High Country News November 29, 1993
Butte wants to transform its Superfund mine cleanup into a tourist attraction.
A California developer proposes a huge resort development in North Park, Colo.
Hantavirus is still a potent epidemic in many western states.
A group of ranchers calls for Bruce Babbitt's resignation, charging misconduct and dirty politics.
The Forest Service changes reduces logging and roadbuilding in Flathead National Forest and Glacier National Park in order to protect grizzly habitat.
A group of Colorado ranchers and environmentalists tell Bruce Babbitt they can solve grazing reform gridlock.
The possible construction of the Crown Jewel mine divides a community in Okanogan County, Wash.
Wildlife biologist Jack Ward Thomas is appointed as the new chief of the Forest Service.

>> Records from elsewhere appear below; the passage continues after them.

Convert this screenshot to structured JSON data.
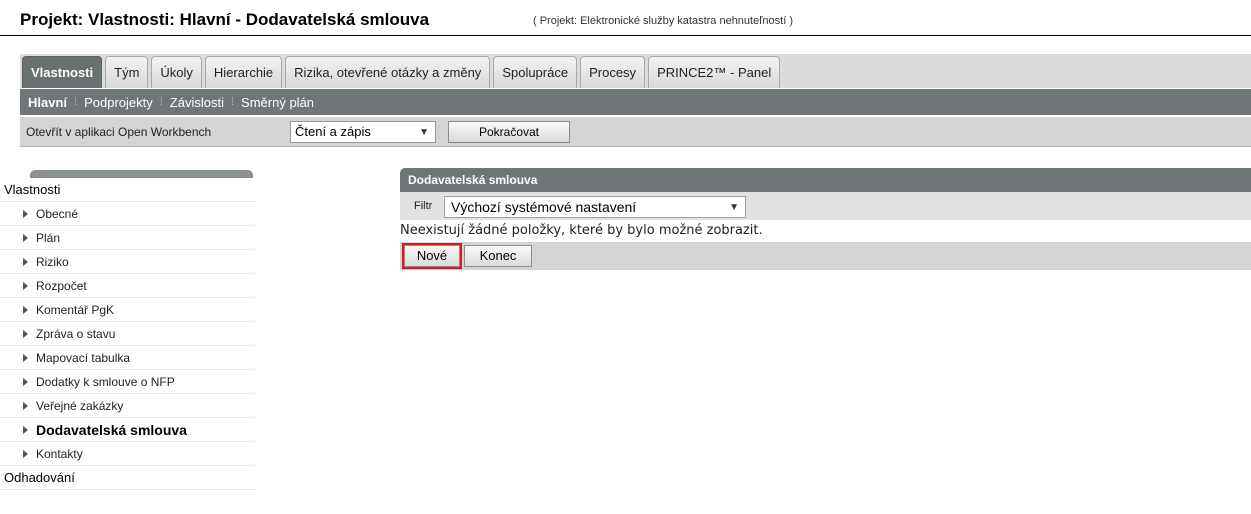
{
  "page": {
    "title": "Projekt: Vlastnosti: Hlavní - Dodavatelská smlouva",
    "subtitle": "( Projekt: Elektronické služby katastra nehnuteľností )"
  },
  "tabs": [
    {
      "label": "Vlastnosti",
      "active": true
    },
    {
      "label": "Tým",
      "active": false
    },
    {
      "label": "Úkoly",
      "active": false
    },
    {
      "label": "Hierarchie",
      "active": false
    },
    {
      "label": "Rizika, otevřené otázky a změny",
      "active": false
    },
    {
      "label": "Spolupráce",
      "active": false
    },
    {
      "label": "Procesy",
      "active": false
    },
    {
      "label": "PRINCE2™ - Panel",
      "active": false
    }
  ],
  "subnav": [
    {
      "label": "Hlavní",
      "active": true
    },
    {
      "label": "Podprojekty",
      "active": false
    },
    {
      "label": "Závislosti",
      "active": false
    },
    {
      "label": "Směrný plán",
      "active": false
    }
  ],
  "toolbar": {
    "open_label": "Otevřít v aplikaci Open Workbench",
    "mode_value": "Čtení a zápis",
    "continue_label": "Pokračovat"
  },
  "sidebar": {
    "section_label": "Vlastnosti",
    "items": [
      {
        "label": "Obecné",
        "active": false
      },
      {
        "label": "Plán",
        "active": false
      },
      {
        "label": "Riziko",
        "active": false
      },
      {
        "label": "Rozpočet",
        "active": false
      },
      {
        "label": "Komentář PgK",
        "active": false
      },
      {
        "label": "Zpráva o stavu",
        "active": false
      },
      {
        "label": "Mapovací tabulka",
        "active": false
      },
      {
        "label": "Dodatky k smlouve o NFP",
        "active": false
      },
      {
        "label": "Veřejné zakázky",
        "active": false
      },
      {
        "label": "Dodavatelská smlouva",
        "active": true
      },
      {
        "label": "Kontakty",
        "active": false
      }
    ],
    "next_section_label": "Odhadování"
  },
  "panel": {
    "title": "Dodavatelská smlouva",
    "filter_label": "Filtr",
    "filter_value": "Výchozí systémové nastavení",
    "empty_message": "Neexistují žádné položky, které by bylo možné zobrazit.",
    "new_label": "Nové",
    "close_label": "Konec"
  },
  "colors": {
    "active_tab": "#6a6f70",
    "subnav_bg": "#707677",
    "highlight_outline": "#e8141c"
  }
}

Ownership of the Red Canyon Ranch in Wyoming will be transferred to The Nature Conservancy.
The Sierra Club charges that a Texaco oil refinery is polluting the North Platte River in Wyoming.
Utahns urge Colorado Gov. Romer not to allow Umetco to dump radioactive waste at Uravan, Colo.
Author Rik Scarce is released from jail after refusing to talk to a judge about the Animal Liberation Front's involvement in vandalism at Washington State University.
Public Service Company of Colorado is asking its customers to pay an additional fee to research renewable energy sources.
Operators at Montana's Libby Dam will again try to keep the Kootenai River white sturgeon off the endangered species list.
The U.S. Forest Service cancells a special-use permit for the Valbois ski resort in Idaho.
University of Montana economist Thomas Michael Power says the mining reform bill proposed by Rep. Nick Rahall will help the West economically.
'Falcon Magazine' helps children learn about wildlife and natural resource issues.
'Goldfield: The last Gold Rush on the Western Frontier' by Sally Zanjani showcases a boomtown with a thousand stories.
The Great Bear Foundation will hold its annual membership meeting at the Mountaineer's Club in Seattle.
The Friends of the Animas River seek Wild and Scenic River designation.
An LA Times article, "Psyched Out', suggests that activism has therapeutic benefits.
The Colorado Division of Wildlife's brochure, "Living with Wildlife in Lion Country,' answers questions about cougars.
The Xerces Society wages the battle for biological diversity by acting as an advocate for invertebrate populations.
The Montana Wilderness Association holds its 35th annual convention in Helena.
The Northwest Coalition for Alternatives to Pesticide Reform publishes the "Journal of Pesticide Reform'.
Idaho Governor Cecil Andrus publishes a brochure, "Snake River Salmon: National treasure at risk of extinction.'
The National Park Service weighs the benefits of four management plans limiting numbers within Grand Canyon National Park.
Bruce Babbitt's plan to alleviate overcrowding at Grand Canyon involves eliminating cars, planes and Tusayan, Ariz.
Metanetix, Mycotech and other companies see opportunity in cleaning up Butte's Superfund site.